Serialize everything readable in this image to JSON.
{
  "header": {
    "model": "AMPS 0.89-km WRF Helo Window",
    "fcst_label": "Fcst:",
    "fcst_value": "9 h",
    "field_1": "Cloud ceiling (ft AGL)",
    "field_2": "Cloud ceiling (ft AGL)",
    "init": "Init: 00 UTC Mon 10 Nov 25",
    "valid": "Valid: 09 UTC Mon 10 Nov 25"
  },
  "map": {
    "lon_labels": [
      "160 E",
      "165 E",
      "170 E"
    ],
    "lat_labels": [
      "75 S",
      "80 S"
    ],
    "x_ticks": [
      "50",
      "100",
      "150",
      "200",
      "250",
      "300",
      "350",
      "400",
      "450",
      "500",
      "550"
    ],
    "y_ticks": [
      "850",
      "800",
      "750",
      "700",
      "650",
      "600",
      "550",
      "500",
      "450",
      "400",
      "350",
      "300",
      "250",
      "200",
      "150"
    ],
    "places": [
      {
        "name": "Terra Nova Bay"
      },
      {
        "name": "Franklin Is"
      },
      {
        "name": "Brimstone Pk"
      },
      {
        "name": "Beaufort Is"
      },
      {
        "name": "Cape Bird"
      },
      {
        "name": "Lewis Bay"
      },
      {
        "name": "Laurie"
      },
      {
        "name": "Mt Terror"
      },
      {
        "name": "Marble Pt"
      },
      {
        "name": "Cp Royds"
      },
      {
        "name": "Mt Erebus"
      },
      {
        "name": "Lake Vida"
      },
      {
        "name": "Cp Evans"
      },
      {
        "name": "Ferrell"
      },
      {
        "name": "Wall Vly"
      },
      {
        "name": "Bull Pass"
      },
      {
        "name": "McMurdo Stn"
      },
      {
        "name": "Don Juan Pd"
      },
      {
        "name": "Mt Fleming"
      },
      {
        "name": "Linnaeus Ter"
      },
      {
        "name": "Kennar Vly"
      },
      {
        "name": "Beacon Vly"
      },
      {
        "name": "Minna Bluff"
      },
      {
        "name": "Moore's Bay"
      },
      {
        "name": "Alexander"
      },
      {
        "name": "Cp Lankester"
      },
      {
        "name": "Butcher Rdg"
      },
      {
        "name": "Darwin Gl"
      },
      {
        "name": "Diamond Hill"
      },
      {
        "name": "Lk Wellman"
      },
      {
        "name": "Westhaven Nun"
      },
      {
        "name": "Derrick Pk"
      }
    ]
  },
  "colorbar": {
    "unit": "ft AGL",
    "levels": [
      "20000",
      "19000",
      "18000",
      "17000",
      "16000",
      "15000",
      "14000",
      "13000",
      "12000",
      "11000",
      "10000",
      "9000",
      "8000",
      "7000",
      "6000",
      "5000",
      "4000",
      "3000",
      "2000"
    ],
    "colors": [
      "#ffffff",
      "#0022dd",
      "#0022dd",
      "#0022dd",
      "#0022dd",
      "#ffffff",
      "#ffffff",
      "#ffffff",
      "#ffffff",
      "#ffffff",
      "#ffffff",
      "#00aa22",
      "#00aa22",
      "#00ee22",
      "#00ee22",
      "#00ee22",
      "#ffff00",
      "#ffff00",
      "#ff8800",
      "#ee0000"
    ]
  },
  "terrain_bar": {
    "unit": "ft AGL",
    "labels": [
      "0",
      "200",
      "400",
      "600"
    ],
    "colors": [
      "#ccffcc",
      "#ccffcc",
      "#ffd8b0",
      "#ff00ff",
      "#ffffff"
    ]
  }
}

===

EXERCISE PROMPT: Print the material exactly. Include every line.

COMPLETED EXERCISE:
Serialize everything readable in this image to JSON.
{
  "header": {
    "model": "AMPS 0.89-km WRF Helo Window",
    "fcst_label": "Fcst:",
    "fcst_value": "9 h",
    "field_1": "Cloud ceiling (ft AGL)",
    "field_2": "Cloud ceiling (ft AGL)",
    "init": "Init: 00 UTC Mon 10 Nov 25",
    "valid": "Valid: 09 UTC Mon 10 Nov 25"
  },
  "map": {
    "lon_labels": [
      "160 E",
      "165 E",
      "170 E"
    ],
    "lat_labels": [
      "75 S",
      "80 S"
    ],
    "x_ticks": [
      "50",
      "100",
      "150",
      "200",
      "250",
      "300",
      "350",
      "400",
      "450",
      "500",
      "550"
    ],
    "y_ticks": [
      "850",
      "800",
      "750",
      "700",
      "650",
      "600",
      "550",
      "500",
      "450",
      "400",
      "350",
      "300",
      "250",
      "200",
      "150"
    ],
    "places": [
      {
        "name": "Terra Nova Bay"
      },
      {
        "name": "Franklin Is"
      },
      {
        "name": "Brimstone Pk"
      },
      {
        "name": "Beaufort Is"
      },
      {
        "name": "Cape Bird"
      },
      {
        "name": "Lewis Bay"
      },
      {
        "name": "Laurie"
      },
      {
        "name": "Mt Terror"
      },
      {
        "name": "Marble Pt"
      },
      {
        "name": "Cp Royds"
      },
      {
        "name": "Mt Erebus"
      },
      {
        "name": "Lake Vida"
      },
      {
        "name": "Cp Evans"
      },
      {
        "name": "Ferrell"
      },
      {
        "name": "Wall Vly"
      },
      {
        "name": "Bull Pass"
      },
      {
        "name": "McMurdo Stn"
      },
      {
        "name": "Don Juan Pd"
      },
      {
        "name": "Mt Fleming"
      },
      {
        "name": "Linnaeus Ter"
      },
      {
        "name": "Kennar Vly"
      },
      {
        "name": "Beacon Vly"
      },
      {
        "name": "Minna Bluff"
      },
      {
        "name": "Moore's Bay"
      },
      {
        "name": "Alexander"
      },
      {
        "name": "Cp Lankester"
      },
      {
        "name": "Butcher Rdg"
      },
      {
        "name": "Darwin Gl"
      },
      {
        "name": "Diamond Hill"
      },
      {
        "name": "Lk Wellman"
      },
      {
        "name": "Westhaven Nun"
      },
      {
        "name": "Derrick Pk"
      }
    ]
  },
  "colorbar": {
    "unit": "ft AGL",
    "levels": [
      "20000",
      "19000",
      "18000",
      "17000",
      "16000",
      "15000",
      "14000",
      "13000",
      "12000",
      "11000",
      "10000",
      "9000",
      "8000",
      "7000",
      "6000",
      "5000",
      "4000",
      "3000",
      "2000"
    ],
    "colors": [
      "#ffffff",
      "#0022dd",
      "#0022dd",
      "#0022dd",
      "#0022dd",
      "#ffffff",
      "#ffffff",
      "#ffffff",
      "#ffffff",
      "#ffffff",
      "#ffffff",
      "#00aa22",
      "#00aa22",
      "#00ee22",
      "#00ee22",
      "#00ee22",
      "#ffff00",
      "#ffff00",
      "#ff8800",
      "#ee0000"
    ]
  },
  "terrain_bar": {
    "unit": "ft AGL",
    "labels": [
      "0",
      "200",
      "400",
      "600"
    ],
    "colors": [
      "#ccffcc",
      "#ccffcc",
      "#ffd8b0",
      "#ff00ff",
      "#ffffff"
    ]
  }
}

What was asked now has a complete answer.